▶ **Activity**:
What is needed here is every line of the records that includes "Hiro".

____

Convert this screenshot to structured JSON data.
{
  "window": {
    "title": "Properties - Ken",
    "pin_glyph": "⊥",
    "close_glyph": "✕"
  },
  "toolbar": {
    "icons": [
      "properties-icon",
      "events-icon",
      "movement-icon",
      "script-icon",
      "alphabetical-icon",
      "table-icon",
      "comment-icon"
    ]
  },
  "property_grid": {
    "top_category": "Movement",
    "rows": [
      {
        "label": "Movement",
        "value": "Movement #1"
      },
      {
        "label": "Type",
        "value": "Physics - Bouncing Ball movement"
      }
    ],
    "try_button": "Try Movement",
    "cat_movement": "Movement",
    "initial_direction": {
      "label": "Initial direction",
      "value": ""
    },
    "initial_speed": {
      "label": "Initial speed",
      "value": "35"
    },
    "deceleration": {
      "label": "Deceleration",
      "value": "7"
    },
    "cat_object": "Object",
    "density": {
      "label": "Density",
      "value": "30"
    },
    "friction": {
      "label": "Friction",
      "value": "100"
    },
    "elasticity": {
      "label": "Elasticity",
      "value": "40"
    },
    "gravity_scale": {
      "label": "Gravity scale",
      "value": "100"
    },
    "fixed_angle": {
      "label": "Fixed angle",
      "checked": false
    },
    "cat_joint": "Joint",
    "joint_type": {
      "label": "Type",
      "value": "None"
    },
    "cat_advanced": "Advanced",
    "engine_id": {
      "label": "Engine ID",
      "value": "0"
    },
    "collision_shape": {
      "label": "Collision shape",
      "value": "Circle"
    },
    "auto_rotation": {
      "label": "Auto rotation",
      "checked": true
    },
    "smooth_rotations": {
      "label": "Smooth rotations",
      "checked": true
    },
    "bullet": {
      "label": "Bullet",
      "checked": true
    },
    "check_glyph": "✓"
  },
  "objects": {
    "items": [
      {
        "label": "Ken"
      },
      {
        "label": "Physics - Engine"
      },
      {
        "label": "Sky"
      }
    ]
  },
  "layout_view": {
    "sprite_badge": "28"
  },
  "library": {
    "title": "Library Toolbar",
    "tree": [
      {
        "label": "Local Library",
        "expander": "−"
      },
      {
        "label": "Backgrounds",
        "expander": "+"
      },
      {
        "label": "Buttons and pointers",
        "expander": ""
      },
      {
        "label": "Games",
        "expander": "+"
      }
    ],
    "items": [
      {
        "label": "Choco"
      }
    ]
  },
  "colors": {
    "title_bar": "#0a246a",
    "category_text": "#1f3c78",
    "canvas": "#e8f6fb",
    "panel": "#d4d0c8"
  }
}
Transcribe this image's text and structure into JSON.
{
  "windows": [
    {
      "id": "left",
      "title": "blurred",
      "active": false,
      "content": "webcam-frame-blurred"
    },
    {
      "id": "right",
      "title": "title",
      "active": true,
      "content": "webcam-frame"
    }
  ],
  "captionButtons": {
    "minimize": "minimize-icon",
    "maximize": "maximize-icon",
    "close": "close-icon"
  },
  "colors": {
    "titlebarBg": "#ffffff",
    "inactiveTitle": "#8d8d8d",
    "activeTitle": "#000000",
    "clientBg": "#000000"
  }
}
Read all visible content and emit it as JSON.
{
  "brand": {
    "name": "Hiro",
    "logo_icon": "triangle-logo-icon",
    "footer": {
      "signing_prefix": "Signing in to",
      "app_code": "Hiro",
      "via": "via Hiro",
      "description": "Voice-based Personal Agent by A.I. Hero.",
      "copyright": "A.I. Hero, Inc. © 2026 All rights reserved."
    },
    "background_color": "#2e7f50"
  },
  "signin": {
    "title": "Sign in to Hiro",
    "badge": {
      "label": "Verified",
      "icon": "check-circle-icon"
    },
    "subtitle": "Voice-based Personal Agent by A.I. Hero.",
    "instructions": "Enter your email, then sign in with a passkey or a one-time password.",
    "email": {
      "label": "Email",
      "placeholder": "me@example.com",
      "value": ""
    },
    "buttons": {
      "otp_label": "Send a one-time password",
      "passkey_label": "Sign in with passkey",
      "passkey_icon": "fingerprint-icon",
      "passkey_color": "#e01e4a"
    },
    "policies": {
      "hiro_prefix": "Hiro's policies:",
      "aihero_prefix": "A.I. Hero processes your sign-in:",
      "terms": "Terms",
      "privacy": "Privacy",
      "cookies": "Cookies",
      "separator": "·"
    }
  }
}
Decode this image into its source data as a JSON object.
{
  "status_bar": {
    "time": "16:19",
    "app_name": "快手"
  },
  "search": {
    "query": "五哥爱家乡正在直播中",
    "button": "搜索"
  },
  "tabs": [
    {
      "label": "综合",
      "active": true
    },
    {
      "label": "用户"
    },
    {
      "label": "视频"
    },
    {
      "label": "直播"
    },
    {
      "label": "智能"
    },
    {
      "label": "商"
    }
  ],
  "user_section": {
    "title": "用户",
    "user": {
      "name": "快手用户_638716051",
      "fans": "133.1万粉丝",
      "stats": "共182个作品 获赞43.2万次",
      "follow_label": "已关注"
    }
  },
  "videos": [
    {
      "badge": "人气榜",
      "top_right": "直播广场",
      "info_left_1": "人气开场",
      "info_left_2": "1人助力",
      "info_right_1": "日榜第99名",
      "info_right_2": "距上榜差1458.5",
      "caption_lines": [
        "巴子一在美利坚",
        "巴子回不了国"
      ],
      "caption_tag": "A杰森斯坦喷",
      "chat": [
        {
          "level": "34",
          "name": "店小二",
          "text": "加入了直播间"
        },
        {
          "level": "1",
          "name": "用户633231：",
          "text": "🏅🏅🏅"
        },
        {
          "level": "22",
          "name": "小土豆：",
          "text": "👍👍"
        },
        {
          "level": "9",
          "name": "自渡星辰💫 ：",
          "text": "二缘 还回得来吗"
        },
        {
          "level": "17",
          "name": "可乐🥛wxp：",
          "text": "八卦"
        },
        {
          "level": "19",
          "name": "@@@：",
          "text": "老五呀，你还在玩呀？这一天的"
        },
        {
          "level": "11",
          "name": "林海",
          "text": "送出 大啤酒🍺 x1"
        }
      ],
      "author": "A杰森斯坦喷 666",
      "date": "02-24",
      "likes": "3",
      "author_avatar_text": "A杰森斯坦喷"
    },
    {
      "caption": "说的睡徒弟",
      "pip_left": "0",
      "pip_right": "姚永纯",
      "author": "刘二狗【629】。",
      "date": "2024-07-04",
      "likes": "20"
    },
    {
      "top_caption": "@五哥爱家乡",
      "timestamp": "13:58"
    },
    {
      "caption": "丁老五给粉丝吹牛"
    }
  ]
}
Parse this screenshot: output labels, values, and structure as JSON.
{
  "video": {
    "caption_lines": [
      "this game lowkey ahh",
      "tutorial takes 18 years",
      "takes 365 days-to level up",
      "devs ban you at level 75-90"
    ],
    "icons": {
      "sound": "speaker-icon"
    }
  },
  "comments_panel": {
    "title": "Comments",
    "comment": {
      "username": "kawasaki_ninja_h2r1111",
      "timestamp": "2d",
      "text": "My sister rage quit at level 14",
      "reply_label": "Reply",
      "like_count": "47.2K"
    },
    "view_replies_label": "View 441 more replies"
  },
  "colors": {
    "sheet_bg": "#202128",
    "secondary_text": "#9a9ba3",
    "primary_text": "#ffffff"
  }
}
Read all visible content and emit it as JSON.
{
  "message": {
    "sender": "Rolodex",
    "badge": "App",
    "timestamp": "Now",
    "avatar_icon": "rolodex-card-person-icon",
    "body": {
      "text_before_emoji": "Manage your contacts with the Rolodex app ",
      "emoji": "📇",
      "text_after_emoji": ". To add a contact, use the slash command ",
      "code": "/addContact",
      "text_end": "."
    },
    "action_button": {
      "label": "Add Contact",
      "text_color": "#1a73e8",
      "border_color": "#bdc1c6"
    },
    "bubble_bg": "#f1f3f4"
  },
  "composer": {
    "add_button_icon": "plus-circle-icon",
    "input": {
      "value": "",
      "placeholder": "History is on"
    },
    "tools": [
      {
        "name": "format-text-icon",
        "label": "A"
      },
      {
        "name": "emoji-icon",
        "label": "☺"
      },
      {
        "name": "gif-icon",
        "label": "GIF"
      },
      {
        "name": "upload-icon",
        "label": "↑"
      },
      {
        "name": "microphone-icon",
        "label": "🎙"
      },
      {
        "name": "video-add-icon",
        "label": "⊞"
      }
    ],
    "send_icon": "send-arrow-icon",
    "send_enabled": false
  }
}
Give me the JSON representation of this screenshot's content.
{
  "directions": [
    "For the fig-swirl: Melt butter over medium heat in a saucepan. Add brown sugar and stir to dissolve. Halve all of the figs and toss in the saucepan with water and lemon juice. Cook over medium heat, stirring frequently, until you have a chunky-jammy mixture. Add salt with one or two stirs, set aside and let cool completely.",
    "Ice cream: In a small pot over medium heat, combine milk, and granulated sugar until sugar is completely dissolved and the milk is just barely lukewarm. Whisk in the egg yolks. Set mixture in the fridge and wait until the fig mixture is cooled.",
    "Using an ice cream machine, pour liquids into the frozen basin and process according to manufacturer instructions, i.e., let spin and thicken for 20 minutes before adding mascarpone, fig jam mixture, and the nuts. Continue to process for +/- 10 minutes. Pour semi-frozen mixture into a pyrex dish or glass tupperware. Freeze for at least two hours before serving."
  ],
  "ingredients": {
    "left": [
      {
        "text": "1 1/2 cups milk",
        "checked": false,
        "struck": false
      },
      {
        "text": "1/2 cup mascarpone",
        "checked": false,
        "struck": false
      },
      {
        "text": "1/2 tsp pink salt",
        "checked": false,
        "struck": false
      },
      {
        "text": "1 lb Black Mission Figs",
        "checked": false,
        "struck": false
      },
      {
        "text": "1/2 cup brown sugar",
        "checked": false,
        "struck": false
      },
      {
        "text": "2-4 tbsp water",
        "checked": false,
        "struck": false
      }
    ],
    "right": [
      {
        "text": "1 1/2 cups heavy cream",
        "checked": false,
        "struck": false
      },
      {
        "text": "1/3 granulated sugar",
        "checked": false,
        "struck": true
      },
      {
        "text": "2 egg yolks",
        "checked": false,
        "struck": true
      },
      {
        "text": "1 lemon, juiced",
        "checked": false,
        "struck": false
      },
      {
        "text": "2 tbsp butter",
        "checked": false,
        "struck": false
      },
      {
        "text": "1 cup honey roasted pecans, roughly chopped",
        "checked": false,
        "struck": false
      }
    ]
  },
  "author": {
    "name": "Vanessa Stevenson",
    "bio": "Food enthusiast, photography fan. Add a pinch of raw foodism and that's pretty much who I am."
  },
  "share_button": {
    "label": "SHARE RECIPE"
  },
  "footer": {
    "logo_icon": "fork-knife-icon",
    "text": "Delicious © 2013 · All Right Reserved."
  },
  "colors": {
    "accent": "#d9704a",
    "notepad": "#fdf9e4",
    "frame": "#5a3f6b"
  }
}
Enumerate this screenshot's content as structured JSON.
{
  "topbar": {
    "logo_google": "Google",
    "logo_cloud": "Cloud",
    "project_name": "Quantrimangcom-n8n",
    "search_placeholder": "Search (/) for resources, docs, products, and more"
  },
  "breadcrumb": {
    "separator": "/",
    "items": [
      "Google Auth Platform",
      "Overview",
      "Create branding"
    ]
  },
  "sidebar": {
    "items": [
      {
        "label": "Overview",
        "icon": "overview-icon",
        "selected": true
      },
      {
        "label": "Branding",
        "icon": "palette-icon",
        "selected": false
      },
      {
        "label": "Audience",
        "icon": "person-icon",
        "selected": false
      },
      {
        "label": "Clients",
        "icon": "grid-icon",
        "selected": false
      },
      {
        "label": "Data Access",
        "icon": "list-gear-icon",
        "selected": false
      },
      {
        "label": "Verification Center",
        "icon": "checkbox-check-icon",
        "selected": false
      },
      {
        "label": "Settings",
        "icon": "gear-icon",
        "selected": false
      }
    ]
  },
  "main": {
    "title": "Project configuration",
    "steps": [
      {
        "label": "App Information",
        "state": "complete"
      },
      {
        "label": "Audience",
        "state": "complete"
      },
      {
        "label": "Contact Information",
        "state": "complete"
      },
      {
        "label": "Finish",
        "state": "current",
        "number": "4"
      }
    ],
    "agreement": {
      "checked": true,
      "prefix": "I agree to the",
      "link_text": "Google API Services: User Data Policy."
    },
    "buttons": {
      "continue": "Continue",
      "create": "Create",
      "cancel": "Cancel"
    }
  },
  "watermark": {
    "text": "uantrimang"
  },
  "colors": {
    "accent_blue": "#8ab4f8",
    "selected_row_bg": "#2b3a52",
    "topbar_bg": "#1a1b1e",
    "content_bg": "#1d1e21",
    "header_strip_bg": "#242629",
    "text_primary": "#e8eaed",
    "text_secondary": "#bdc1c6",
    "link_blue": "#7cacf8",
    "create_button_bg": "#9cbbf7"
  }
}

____

▶ **Finished exercise**:
    "name": "Hiro",
      "app_code": "Hiro",
      "via": "via Hiro",
    "title": "Sign in to Hiro",
      "hiro_prefix": "Hiro's policies:",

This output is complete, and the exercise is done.